Published: 23 November 2010

Abstract

Background

Propriospinal neurons, with axonal projections intrinsic to the spinal cord, have shown a greater regenerative response than supraspinal neurons after axotomy due to spinal cord injury (SCI). Our previous work focused on the response of axotomized short thoracic propriospinal (TPS) neurons following a low thoracic SCI (T9 spinal transection or moderate spinal contusion injury) in the rat. The present investigation analyzes the intrinsic response of cervical propriospinal neurons having long descending axons which project into the lumbosacral enlargement, long descending propriospinal tract (LDPT) axons. These neurons also were axotomized by T9 spinal injury in the same animals used in our previous study.

Results

Utilizing laser microdissection (LMD), qRT-PCR, and immunohistochemistry, we studied LDPT neurons (located in the C5-C6 spinal segments) between 3-days, and 1-month following a low thoracic (T9) spinal cord injury. We examined the response of 89 genes related to growth factors, cell surface receptors, apoptosis, axonal regeneration, and neuroprotection/cell survival. We found a strong and significant down-regulation of ~25% of the genes analyzed early after injury (3-days post-injury) with a sustained down-regulation in most instances. In the few genes that were up-regulated (Actb, Atf3, Frs2, Hspb1, Nrap, Stat1) post-axotomy, the expression for all but one was down-regulated by 2-weeks post-injury. We also compared the uninjured TPS control neurons to the uninjured LDPT neurons used in this experiment for phenotypic differences between these two subpopulations of propriospinal neurons. We found significant differences in expression in 37 of the 84 genes examined between these two subpopulations of propriospinal neurons with LDPT neurons exhibiting a significantly higher base line expression for all but 3 of these genes compared to TPS neurons.

Conclusions
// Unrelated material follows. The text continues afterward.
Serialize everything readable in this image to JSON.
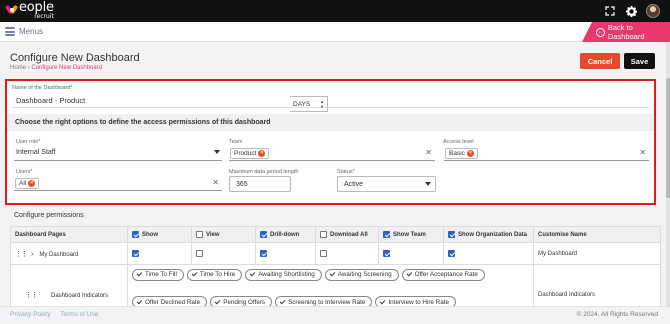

Taken collectively these data indicate a broad overall down-regulation in the genes examined, including genes for neurotrophic/growth factor receptors as well as for several growth factors. There was a lack of a significant regenerative response, with the exception of an up-regulation of Atf3 and early up-regulation of Hspb1 (Hsp27), both involved in cell stress/neuroprotection as well as axonal regeneration. There was no indication of a cell death response over the first month post-injury. In addition, there appear to be significant phenotypic differences between uninjured TPS and LDPT neurons, which may partly account for the differences observed in their post-axotomy responses. The findings in this current study stand in stark contrast to the findings from our previous work on TPS neurons. This suggests that different approaches will be needed to enhance the capacity for each population of propriospinal neuron to survive and undergo successful axonal regeneration after SCI.